Copy all data exactly. Skip pictures.

▶ [THE INPUT]:
'''

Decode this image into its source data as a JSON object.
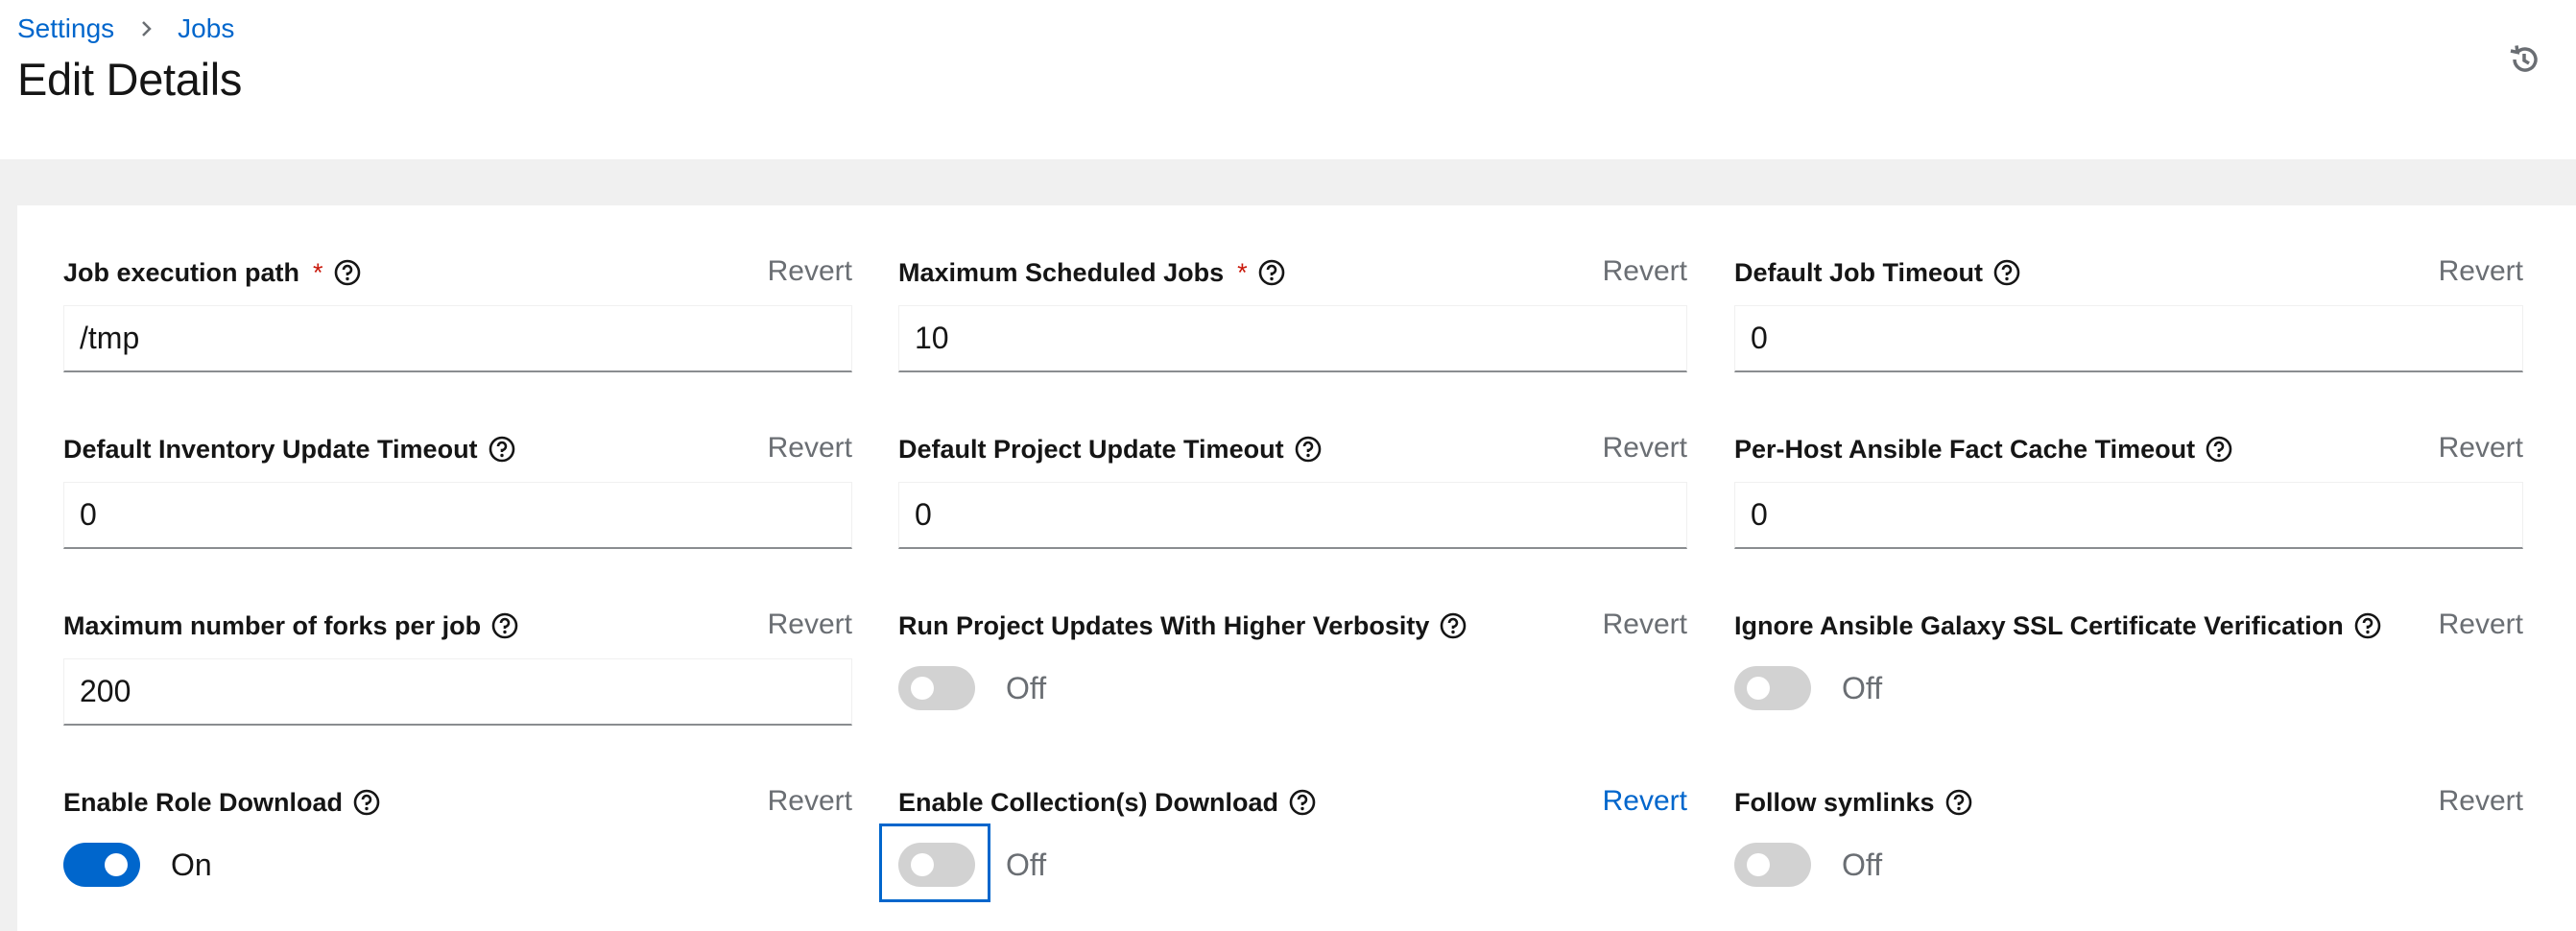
{
  "breadcrumb": {
    "items": [
      "Settings",
      "Jobs"
    ]
  },
  "page": {
    "title": "Edit Details"
  },
  "fields": {
    "job_execution_path": {
      "label": "Job execution path",
      "required": "*",
      "value": "/tmp",
      "revert": "Revert"
    },
    "max_scheduled_jobs": {
      "label": "Maximum Scheduled Jobs",
      "required": "*",
      "value": "10",
      "revert": "Revert"
    },
    "default_job_timeout": {
      "label": "Default Job Timeout",
      "value": "0",
      "revert": "Revert"
    },
    "default_inventory_update_timeout": {
      "label": "Default Inventory Update Timeout",
      "value": "0",
      "revert": "Revert"
    },
    "default_project_update_timeout": {
      "label": "Default Project Update Timeout",
      "value": "0",
      "revert": "Revert"
    },
    "per_host_fact_cache_timeout": {
      "label": "Per-Host Ansible Fact Cache Timeout",
      "value": "0",
      "revert": "Revert"
    },
    "max_forks_per_job": {
      "label": "Maximum number of forks per job",
      "value": "200",
      "revert": "Revert"
    },
    "run_project_updates_verbosity": {
      "label": "Run Project Updates With Higher Verbosity",
      "state": "Off",
      "revert": "Revert"
    },
    "ignore_galaxy_ssl": {
      "label": "Ignore Ansible Galaxy SSL Certificate Verification",
      "state": "Off",
      "revert": "Revert"
    },
    "enable_role_download": {
      "label": "Enable Role Download",
      "state": "On",
      "revert": "Revert"
    },
    "enable_collections_download": {
      "label": "Enable Collection(s) Download",
      "state": "Off",
      "revert": "Revert"
    },
    "follow_symlinks": {
      "label": "Follow symlinks",
      "state": "Off",
      "revert": "Revert"
    }
  },
  "colors": {
    "accent": "#0066cc",
    "required": "#c9190b",
    "muted": "#6a6e73"
  },
  "icons": {
    "help": "help-circle-icon",
    "history": "history-icon",
    "separator": "chevron-right-icon"
  }
}
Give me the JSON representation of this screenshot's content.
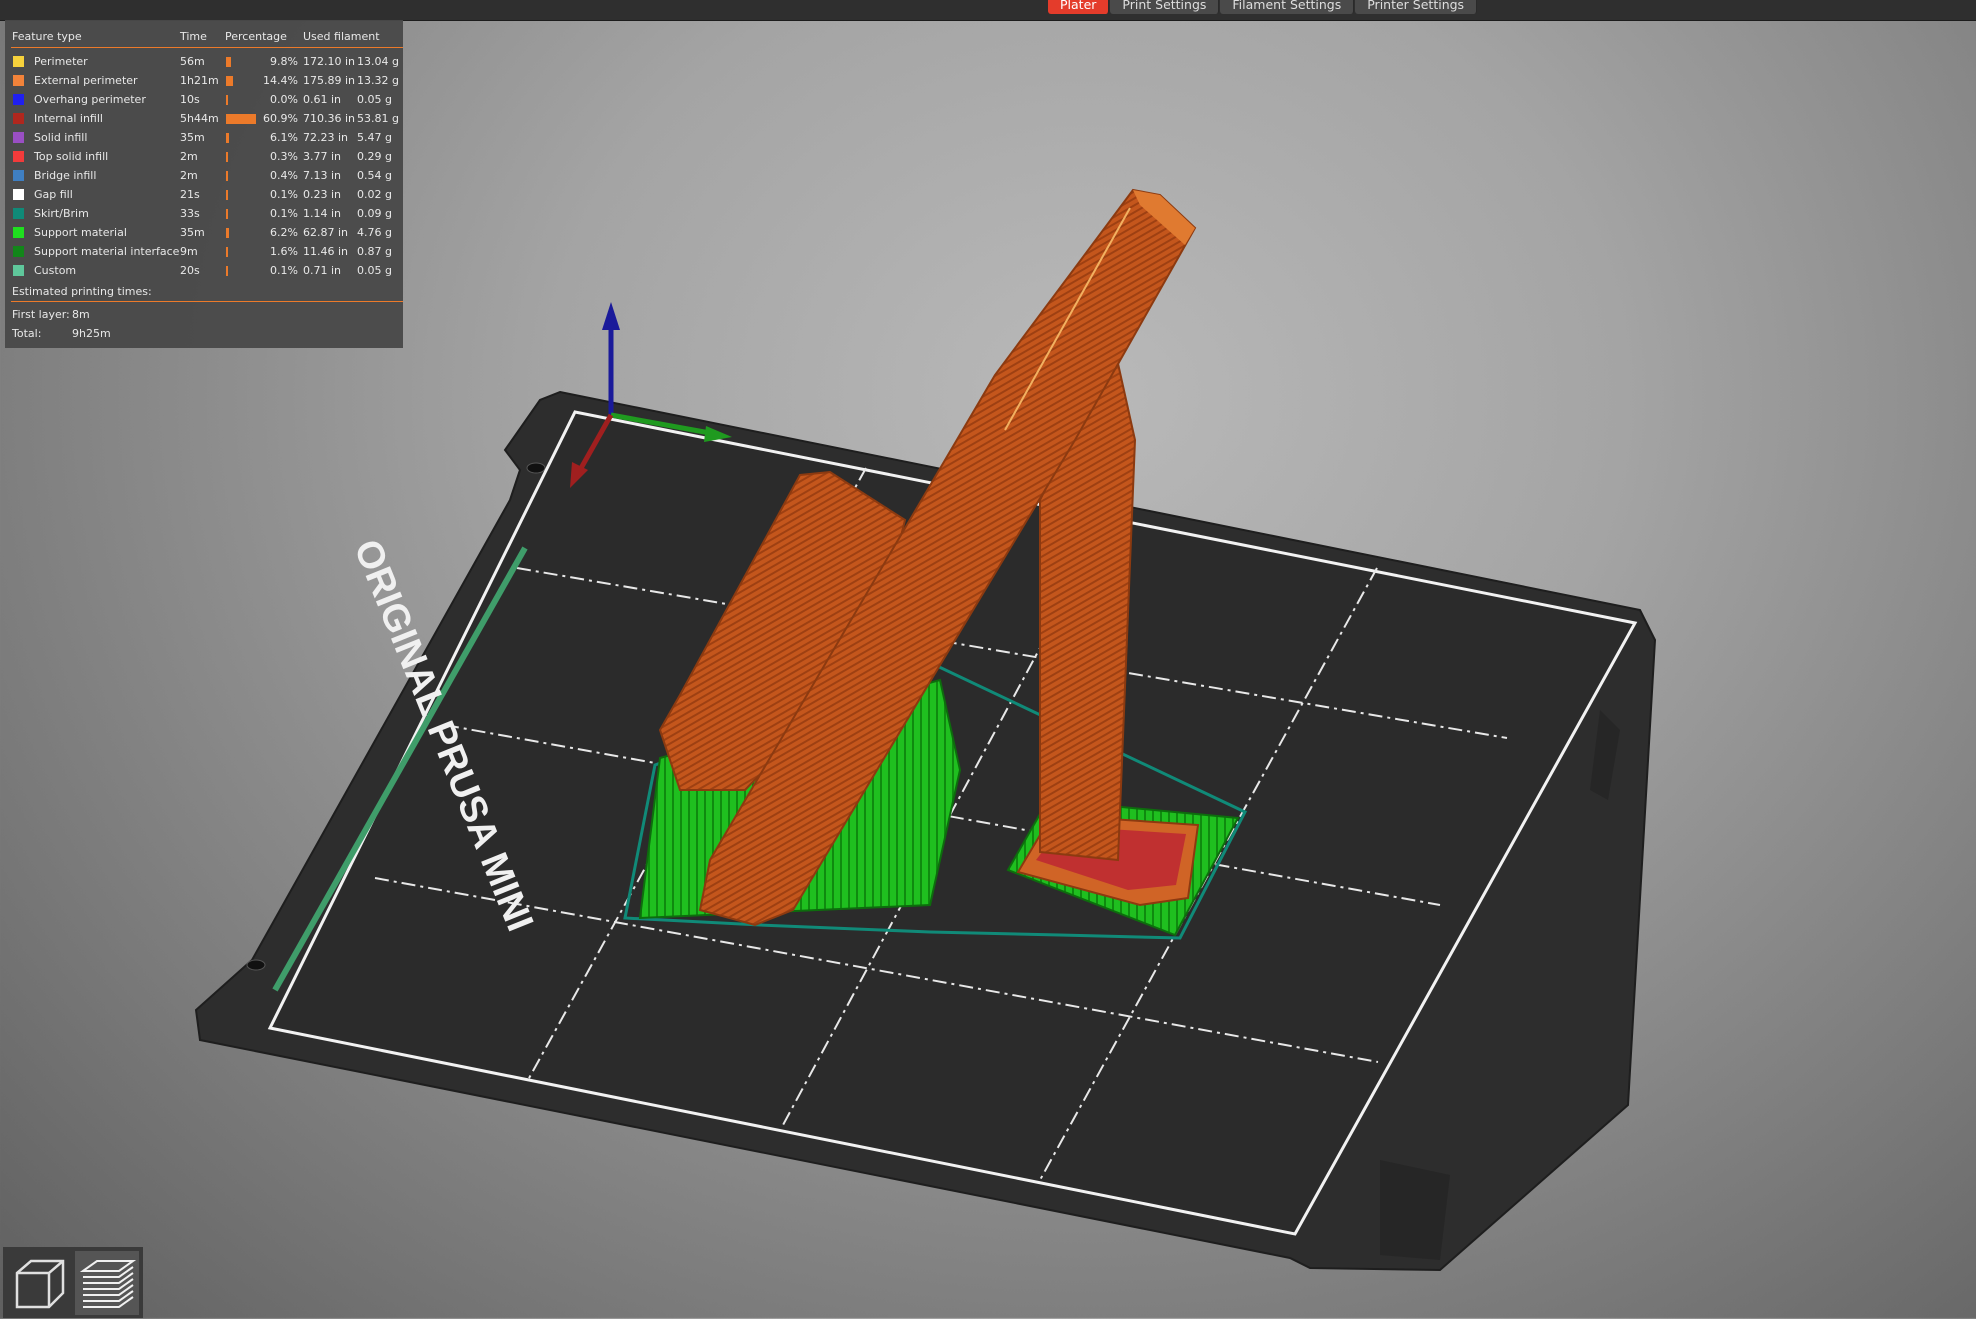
{
  "tabs": [
    {
      "label": "Plater",
      "active": true
    },
    {
      "label": "Print Settings",
      "active": false
    },
    {
      "label": "Filament Settings",
      "active": false
    },
    {
      "label": "Printer Settings",
      "active": false
    }
  ],
  "legend": {
    "headers": {
      "feature": "Feature type",
      "time": "Time",
      "percentage": "Percentage",
      "used": "Used filament"
    },
    "rows": [
      {
        "color": "#f7d23c",
        "label": "Perimeter",
        "time": "56m",
        "pct": "9.8%",
        "pct_value": 9.8,
        "length": "172.10 in",
        "weight": "13.04 g"
      },
      {
        "color": "#f2833a",
        "label": "External perimeter",
        "time": "1h21m",
        "pct": "14.4%",
        "pct_value": 14.4,
        "length": "175.89 in",
        "weight": "13.32 g"
      },
      {
        "color": "#2020f0",
        "label": "Overhang perimeter",
        "time": "10s",
        "pct": "0.0%",
        "pct_value": 0.0,
        "length": "0.61 in",
        "weight": "0.05 g"
      },
      {
        "color": "#b0271e",
        "label": "Internal infill",
        "time": "5h44m",
        "pct": "60.9%",
        "pct_value": 60.9,
        "length": "710.36 in",
        "weight": "53.81 g"
      },
      {
        "color": "#9a4fc4",
        "label": "Solid infill",
        "time": "35m",
        "pct": "6.1%",
        "pct_value": 6.1,
        "length": "72.23 in",
        "weight": "5.47 g"
      },
      {
        "color": "#f23b3b",
        "label": "Top solid infill",
        "time": "2m",
        "pct": "0.3%",
        "pct_value": 0.3,
        "length": "3.77 in",
        "weight": "0.29 g"
      },
      {
        "color": "#3f7fc2",
        "label": "Bridge infill",
        "time": "2m",
        "pct": "0.4%",
        "pct_value": 0.4,
        "length": "7.13 in",
        "weight": "0.54 g"
      },
      {
        "color": "#ffffff",
        "label": "Gap fill",
        "time": "21s",
        "pct": "0.1%",
        "pct_value": 0.1,
        "length": "0.23 in",
        "weight": "0.02 g"
      },
      {
        "color": "#108a78",
        "label": "Skirt/Brim",
        "time": "33s",
        "pct": "0.1%",
        "pct_value": 0.1,
        "length": "1.14 in",
        "weight": "0.09 g"
      },
      {
        "color": "#1fdf1f",
        "label": "Support material",
        "time": "35m",
        "pct": "6.2%",
        "pct_value": 6.2,
        "length": "62.87 in",
        "weight": "4.76 g"
      },
      {
        "color": "#12861a",
        "label": "Support material interface",
        "time": "9m",
        "pct": "1.6%",
        "pct_value": 1.6,
        "length": "11.46 in",
        "weight": "0.87 g"
      },
      {
        "color": "#5fc79b",
        "label": "Custom",
        "time": "20s",
        "pct": "0.1%",
        "pct_value": 0.1,
        "length": "0.71 in",
        "weight": "0.05 g"
      }
    ],
    "estimated_title": "Estimated printing times:",
    "first_layer_label": "First layer:",
    "first_layer_value": "8m",
    "total_label": "Total:",
    "total_value": "9h25m"
  },
  "bed": {
    "label": "ORIGINAL PRUSA MINI"
  },
  "view_toggle": [
    {
      "icon": "3d-view-icon"
    },
    {
      "icon": "preview-layers-icon"
    }
  ]
}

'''

▶ [SOLUTION FOR THIS TASK]:
Decode this image into its source data as a JSON object.
{
  "breadcrumb": {
    "items": [
      "Settings",
      "Jobs"
    ]
  },
  "page": {
    "title": "Edit Details"
  },
  "fields": {
    "job_execution_path": {
      "label": "Job execution path",
      "required": "*",
      "value": "/tmp",
      "revert": "Revert"
    },
    "max_scheduled_jobs": {
      "label": "Maximum Scheduled Jobs",
      "required": "*",
      "value": "10",
      "revert": "Revert"
    },
    "default_job_timeout": {
      "label": "Default Job Timeout",
      "value": "0",
      "revert": "Revert"
    },
    "default_inventory_update_timeout": {
      "label": "Default Inventory Update Timeout",
      "value": "0",
      "revert": "Revert"
    },
    "default_project_update_timeout": {
      "label": "Default Project Update Timeout",
      "value": "0",
      "revert": "Revert"
    },
    "per_host_fact_cache_timeout": {
      "label": "Per-Host Ansible Fact Cache Timeout",
      "value": "0",
      "revert": "Revert"
    },
    "max_forks_per_job": {
      "label": "Maximum number of forks per job",
      "value": "200",
      "revert": "Revert"
    },
    "run_project_updates_verbosity": {
      "label": "Run Project Updates With Higher Verbosity",
      "state": "Off",
      "revert": "Revert"
    },
    "ignore_galaxy_ssl": {
      "label": "Ignore Ansible Galaxy SSL Certificate Verification",
      "state": "Off",
      "revert": "Revert"
    },
    "enable_role_download": {
      "label": "Enable Role Download",
      "state": "On",
      "revert": "Revert"
    },
    "enable_collections_download": {
      "label": "Enable Collection(s) Download",
      "state": "Off",
      "revert": "Revert"
    },
    "follow_symlinks": {
      "label": "Follow symlinks",
      "state": "Off",
      "revert": "Revert"
    }
  },
  "colors": {
    "accent": "#0066cc",
    "required": "#c9190b",
    "muted": "#6a6e73"
  },
  "icons": {
    "help": "help-circle-icon",
    "history": "history-icon",
    "separator": "chevron-right-icon"
  }
}
Give me the JSON representation of this screenshot's content.
{
  "tabs": [
    {
      "label": "Plater",
      "active": true
    },
    {
      "label": "Print Settings",
      "active": false
    },
    {
      "label": "Filament Settings",
      "active": false
    },
    {
      "label": "Printer Settings",
      "active": false
    }
  ],
  "legend": {
    "headers": {
      "feature": "Feature type",
      "time": "Time",
      "percentage": "Percentage",
      "used": "Used filament"
    },
    "rows": [
      {
        "color": "#f7d23c",
        "label": "Perimeter",
        "time": "56m",
        "pct": "9.8%",
        "pct_value": 9.8,
        "length": "172.10 in",
        "weight": "13.04 g"
      },
      {
        "color": "#f2833a",
        "label": "External perimeter",
        "time": "1h21m",
        "pct": "14.4%",
        "pct_value": 14.4,
        "length": "175.89 in",
        "weight": "13.32 g"
      },
      {
        "color": "#2020f0",
        "label": "Overhang perimeter",
        "time": "10s",
        "pct": "0.0%",
        "pct_value": 0.0,
        "length": "0.61 in",
        "weight": "0.05 g"
      },
      {
        "color": "#b0271e",
        "label": "Internal infill",
        "time": "5h44m",
        "pct": "60.9%",
        "pct_value": 60.9,
        "length": "710.36 in",
        "weight": "53.81 g"
      },
      {
        "color": "#9a4fc4",
        "label": "Solid infill",
        "time": "35m",
        "pct": "6.1%",
        "pct_value": 6.1,
        "length": "72.23 in",
        "weight": "5.47 g"
      },
      {
        "color": "#f23b3b",
        "label": "Top solid infill",
        "time": "2m",
        "pct": "0.3%",
        "pct_value": 0.3,
        "length": "3.77 in",
        "weight": "0.29 g"
      },
      {
        "color": "#3f7fc2",
        "label": "Bridge infill",
        "time": "2m",
        "pct": "0.4%",
        "pct_value": 0.4,
        "length": "7.13 in",
        "weight": "0.54 g"
      },
      {
        "color": "#ffffff",
        "label": "Gap fill",
        "time": "21s",
        "pct": "0.1%",
        "pct_value": 0.1,
        "length": "0.23 in",
        "weight": "0.02 g"
      },
      {
        "color": "#108a78",
        "label": "Skirt/Brim",
        "time": "33s",
        "pct": "0.1%",
        "pct_value": 0.1,
        "length": "1.14 in",
        "weight": "0.09 g"
      },
      {
        "color": "#1fdf1f",
        "label": "Support material",
        "time": "35m",
        "pct": "6.2%",
        "pct_value": 6.2,
        "length": "62.87 in",
        "weight": "4.76 g"
      },
      {
        "color": "#12861a",
        "label": "Support material interface",
        "time": "9m",
        "pct": "1.6%",
        "pct_value": 1.6,
        "length": "11.46 in",
        "weight": "0.87 g"
      },
      {
        "color": "#5fc79b",
        "label": "Custom",
        "time": "20s",
        "pct": "0.1%",
        "pct_value": 0.1,
        "length": "0.71 in",
        "weight": "0.05 g"
      }
    ],
    "estimated_title": "Estimated printing times:",
    "first_layer_label": "First layer:",
    "first_layer_value": "8m",
    "total_label": "Total:",
    "total_value": "9h25m"
  },
  "bed": {
    "label": "ORIGINAL PRUSA MINI"
  },
  "view_toggle": [
    {
      "icon": "3d-view-icon"
    },
    {
      "icon": "preview-layers-icon"
    }
  ]
}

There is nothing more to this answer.